Techniques for Analyzing Paper Properties by Applying Image Processing to Light Transmission Image

Tomohito Nakayama, Toshiharu Enomae, Fumihiko Onabe
The pattern matching technique is applied to light transmission images to analyze paper properties and its versatility is demonstrated. A prototype system developed for obtaining light transmission images consists of a CCD camera, diffuse illumination from the backside of a specimen and software. In pattern matching, one of the two images to be compared is divided into small rectangular blocks. The other image is searched for a block with a similar pattern to one of the blocks of the first

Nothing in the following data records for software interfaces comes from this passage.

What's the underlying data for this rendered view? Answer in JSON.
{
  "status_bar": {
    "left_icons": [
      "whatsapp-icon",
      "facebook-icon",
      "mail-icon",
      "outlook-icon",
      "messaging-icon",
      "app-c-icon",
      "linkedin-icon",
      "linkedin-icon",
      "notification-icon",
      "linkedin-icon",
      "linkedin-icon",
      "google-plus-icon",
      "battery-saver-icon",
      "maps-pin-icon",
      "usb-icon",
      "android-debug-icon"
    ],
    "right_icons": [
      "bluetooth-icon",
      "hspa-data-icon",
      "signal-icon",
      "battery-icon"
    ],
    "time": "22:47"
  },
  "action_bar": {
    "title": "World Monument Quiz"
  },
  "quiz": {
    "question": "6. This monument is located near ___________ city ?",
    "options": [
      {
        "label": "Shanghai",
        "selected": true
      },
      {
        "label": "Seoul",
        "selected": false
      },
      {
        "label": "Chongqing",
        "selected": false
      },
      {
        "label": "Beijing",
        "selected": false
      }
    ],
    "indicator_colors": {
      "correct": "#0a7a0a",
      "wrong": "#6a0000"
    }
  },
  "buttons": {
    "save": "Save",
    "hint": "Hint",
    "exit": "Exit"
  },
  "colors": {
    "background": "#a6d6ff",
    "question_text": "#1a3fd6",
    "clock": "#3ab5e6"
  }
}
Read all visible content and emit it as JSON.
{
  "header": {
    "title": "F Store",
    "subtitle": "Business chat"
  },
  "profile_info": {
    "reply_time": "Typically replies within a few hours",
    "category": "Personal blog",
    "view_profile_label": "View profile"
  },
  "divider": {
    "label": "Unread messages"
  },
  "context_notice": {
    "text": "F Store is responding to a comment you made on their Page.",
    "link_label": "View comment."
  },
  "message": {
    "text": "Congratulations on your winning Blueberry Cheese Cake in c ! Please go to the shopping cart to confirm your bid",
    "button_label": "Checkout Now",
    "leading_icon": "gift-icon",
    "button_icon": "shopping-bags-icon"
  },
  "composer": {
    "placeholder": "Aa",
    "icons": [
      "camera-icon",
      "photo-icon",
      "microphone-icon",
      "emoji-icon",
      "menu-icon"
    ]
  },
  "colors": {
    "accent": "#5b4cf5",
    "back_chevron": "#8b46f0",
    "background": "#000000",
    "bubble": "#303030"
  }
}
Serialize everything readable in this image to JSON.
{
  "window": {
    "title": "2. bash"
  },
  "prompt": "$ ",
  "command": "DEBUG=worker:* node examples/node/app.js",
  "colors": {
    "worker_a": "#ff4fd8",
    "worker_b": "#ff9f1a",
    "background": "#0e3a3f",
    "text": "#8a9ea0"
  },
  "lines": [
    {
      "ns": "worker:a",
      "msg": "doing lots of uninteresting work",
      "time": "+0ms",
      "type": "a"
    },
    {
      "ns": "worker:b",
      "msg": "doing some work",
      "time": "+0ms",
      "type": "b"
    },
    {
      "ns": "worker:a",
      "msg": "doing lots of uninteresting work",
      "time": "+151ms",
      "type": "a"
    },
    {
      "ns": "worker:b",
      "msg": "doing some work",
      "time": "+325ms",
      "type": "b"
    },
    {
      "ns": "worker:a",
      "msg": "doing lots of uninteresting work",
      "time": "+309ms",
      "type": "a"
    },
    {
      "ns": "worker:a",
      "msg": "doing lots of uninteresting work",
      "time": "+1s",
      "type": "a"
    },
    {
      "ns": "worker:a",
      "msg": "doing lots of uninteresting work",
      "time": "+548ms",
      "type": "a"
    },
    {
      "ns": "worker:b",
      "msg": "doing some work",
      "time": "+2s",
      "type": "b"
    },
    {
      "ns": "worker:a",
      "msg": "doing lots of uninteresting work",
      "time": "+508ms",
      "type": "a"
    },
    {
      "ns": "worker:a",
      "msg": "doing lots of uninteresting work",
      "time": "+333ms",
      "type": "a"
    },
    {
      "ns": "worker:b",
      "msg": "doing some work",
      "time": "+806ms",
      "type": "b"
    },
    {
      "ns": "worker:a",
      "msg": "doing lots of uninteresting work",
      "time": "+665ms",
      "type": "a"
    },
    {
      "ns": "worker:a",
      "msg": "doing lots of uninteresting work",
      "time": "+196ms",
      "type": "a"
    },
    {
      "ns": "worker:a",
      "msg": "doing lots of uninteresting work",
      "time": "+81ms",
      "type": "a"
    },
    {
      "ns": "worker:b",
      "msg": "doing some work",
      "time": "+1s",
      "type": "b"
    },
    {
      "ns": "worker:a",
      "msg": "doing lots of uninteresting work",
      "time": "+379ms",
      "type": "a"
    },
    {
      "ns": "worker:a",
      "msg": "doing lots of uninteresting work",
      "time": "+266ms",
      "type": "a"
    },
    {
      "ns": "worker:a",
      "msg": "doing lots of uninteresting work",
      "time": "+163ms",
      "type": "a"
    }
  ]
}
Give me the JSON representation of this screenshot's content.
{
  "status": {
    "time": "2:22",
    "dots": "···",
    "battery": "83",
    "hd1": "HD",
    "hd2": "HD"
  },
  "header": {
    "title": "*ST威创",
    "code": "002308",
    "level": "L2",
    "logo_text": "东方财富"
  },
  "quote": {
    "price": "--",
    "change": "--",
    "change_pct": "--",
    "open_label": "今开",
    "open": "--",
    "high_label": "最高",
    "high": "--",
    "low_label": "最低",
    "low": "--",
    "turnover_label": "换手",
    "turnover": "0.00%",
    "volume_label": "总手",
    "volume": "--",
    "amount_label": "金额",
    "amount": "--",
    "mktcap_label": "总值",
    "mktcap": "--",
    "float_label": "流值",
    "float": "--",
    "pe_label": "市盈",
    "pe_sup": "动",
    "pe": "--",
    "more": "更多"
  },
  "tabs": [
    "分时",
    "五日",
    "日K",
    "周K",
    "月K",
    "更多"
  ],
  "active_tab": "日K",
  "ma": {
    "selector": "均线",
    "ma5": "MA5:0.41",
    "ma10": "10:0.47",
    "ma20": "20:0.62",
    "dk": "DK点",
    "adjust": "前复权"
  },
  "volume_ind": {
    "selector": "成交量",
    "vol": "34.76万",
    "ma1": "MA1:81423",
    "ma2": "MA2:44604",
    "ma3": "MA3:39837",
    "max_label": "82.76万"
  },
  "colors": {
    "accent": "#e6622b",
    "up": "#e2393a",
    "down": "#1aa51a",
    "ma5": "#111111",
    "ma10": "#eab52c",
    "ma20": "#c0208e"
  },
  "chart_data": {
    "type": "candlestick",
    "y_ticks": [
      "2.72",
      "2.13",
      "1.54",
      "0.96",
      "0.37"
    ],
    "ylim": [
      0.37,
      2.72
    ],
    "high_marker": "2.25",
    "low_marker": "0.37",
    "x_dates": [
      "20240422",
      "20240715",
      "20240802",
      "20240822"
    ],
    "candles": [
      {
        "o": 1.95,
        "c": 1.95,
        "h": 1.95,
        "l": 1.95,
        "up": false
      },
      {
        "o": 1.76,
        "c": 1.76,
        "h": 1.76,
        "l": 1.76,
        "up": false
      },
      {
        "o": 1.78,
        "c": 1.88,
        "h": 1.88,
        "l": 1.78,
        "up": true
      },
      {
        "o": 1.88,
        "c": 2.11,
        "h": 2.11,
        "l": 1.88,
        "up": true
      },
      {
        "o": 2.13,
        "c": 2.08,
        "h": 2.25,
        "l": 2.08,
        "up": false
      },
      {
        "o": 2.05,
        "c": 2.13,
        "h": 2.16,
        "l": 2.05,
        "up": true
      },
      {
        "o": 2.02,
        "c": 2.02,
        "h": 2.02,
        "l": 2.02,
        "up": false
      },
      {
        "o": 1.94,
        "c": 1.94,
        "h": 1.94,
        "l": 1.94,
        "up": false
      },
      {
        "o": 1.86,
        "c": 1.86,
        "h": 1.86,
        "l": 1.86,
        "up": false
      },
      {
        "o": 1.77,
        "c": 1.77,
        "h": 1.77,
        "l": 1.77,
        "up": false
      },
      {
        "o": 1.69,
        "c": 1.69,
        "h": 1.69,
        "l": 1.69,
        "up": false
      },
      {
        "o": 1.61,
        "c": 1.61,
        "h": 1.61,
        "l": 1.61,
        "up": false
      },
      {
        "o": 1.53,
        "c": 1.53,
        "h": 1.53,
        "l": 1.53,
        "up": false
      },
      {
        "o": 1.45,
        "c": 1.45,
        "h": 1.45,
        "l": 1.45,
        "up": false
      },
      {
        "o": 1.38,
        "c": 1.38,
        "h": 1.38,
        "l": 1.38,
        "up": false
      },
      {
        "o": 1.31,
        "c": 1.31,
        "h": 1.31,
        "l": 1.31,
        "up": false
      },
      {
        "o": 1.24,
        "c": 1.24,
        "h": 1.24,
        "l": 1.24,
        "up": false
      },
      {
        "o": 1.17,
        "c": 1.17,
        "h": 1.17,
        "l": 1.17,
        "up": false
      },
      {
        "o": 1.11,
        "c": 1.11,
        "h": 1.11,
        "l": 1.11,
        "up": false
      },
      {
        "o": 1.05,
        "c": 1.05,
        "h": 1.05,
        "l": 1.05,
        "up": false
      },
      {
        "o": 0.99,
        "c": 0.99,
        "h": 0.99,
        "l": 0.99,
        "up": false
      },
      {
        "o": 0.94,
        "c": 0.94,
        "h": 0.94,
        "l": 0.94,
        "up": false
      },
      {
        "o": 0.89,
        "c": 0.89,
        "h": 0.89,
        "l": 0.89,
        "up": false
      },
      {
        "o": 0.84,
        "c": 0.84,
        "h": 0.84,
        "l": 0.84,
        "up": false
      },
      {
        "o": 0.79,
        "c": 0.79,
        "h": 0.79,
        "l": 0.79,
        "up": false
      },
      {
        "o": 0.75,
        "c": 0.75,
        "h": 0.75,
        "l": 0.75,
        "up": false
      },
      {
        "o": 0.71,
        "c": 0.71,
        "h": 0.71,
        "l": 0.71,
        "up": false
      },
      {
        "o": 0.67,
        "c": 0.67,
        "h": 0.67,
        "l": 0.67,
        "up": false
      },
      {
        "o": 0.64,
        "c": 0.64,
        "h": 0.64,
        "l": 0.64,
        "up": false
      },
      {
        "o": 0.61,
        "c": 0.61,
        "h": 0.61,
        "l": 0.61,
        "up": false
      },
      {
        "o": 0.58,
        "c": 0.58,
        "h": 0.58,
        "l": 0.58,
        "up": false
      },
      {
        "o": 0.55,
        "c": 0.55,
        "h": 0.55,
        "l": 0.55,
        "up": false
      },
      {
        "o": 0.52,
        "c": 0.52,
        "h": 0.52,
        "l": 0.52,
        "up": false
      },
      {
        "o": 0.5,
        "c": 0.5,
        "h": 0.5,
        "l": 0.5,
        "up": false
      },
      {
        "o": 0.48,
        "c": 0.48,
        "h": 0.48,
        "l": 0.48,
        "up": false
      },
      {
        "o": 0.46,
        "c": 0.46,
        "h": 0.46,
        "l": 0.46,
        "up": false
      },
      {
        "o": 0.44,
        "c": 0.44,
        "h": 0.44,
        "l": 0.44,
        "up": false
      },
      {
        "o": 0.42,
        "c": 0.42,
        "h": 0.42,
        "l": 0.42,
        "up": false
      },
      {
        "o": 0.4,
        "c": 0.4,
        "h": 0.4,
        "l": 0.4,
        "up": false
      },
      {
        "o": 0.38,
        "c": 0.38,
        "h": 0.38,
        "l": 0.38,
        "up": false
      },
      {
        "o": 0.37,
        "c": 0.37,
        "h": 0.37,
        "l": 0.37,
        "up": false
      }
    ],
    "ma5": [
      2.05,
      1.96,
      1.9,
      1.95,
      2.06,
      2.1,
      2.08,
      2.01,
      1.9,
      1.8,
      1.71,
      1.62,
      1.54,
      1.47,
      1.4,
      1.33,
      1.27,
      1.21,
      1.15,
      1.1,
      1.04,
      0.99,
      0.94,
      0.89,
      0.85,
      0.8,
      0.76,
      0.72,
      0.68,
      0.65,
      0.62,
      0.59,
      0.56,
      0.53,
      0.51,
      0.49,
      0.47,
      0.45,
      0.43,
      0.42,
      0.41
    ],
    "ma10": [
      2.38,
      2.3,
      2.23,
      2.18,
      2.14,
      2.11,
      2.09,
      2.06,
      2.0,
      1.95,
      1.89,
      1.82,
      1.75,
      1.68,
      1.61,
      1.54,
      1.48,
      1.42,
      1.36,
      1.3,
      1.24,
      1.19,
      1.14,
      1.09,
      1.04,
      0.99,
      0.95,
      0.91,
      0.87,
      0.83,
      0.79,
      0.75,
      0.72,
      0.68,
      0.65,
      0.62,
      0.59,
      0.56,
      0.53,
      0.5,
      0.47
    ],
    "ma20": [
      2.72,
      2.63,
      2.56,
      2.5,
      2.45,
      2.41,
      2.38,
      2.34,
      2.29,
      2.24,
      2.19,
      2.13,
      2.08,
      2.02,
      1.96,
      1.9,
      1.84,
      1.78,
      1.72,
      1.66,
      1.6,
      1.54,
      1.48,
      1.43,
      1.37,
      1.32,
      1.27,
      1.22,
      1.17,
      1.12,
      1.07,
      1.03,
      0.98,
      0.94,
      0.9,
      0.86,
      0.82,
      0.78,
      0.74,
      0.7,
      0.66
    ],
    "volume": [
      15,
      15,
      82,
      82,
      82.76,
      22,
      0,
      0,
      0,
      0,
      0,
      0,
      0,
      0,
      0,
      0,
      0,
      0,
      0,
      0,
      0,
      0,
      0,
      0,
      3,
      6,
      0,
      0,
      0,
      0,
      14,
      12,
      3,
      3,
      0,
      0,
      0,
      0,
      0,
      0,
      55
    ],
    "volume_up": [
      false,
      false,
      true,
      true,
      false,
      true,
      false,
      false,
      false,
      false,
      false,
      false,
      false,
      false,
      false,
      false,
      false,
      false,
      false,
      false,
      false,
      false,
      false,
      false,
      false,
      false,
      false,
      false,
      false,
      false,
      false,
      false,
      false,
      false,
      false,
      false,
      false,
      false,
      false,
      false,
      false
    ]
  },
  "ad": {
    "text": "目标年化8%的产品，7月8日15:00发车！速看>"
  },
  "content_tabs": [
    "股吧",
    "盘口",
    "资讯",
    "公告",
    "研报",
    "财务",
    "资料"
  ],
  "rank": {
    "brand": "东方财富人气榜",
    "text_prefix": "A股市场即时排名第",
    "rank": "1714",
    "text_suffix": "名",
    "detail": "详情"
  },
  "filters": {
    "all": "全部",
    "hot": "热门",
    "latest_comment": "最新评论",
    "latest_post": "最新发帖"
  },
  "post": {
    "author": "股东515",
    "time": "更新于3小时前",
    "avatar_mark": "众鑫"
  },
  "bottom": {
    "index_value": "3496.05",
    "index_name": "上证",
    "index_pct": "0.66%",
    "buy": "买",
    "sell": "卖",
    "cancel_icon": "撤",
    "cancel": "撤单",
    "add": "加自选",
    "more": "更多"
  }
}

more » ... taken as a template block while the block frame is moved pixel for pixel. The similarity is judged based on the inner product of the two block images as a vector. Ten-fold interpolation with the high-resolution bi-cubic spline interpolation function is successfully applied to estimate the deformation distribution with ten -fold resolution . In-plane distribution of tensile deformation is measured well even for paper with good formation. This technique is applied to in-plane distribution of restraint drying shrinkage of wetted copy paper. When a paper specimen is set and constrained vertically, every block around the center of the specimen totally shifted upward. It is because water moves downward by gravitational force, resulting in that the top part that dries and shrinks earlier draws the fiber network mostly from the flexible wet part immediately below. Thermography proves the water movement as a portion of low temperature due to absorption of evaporation heat remains to the last moment around the bottom part. On the contrary, when set horizontally, the specimen does not exhibit any total shift in the restraint direction, but shows shrinkage only in CD as well as observed with the specimen set vertically. For free drying of the copy paper, a flatbed image scanner was used to acquire images. The shrinkage tends to occur in a complicated manner, distorted by mixture of CD and MD shrinkages.
doi:10.2524/jtappij.56.1646 fatcat:mln5osqhlfdotkqxixd7daid6y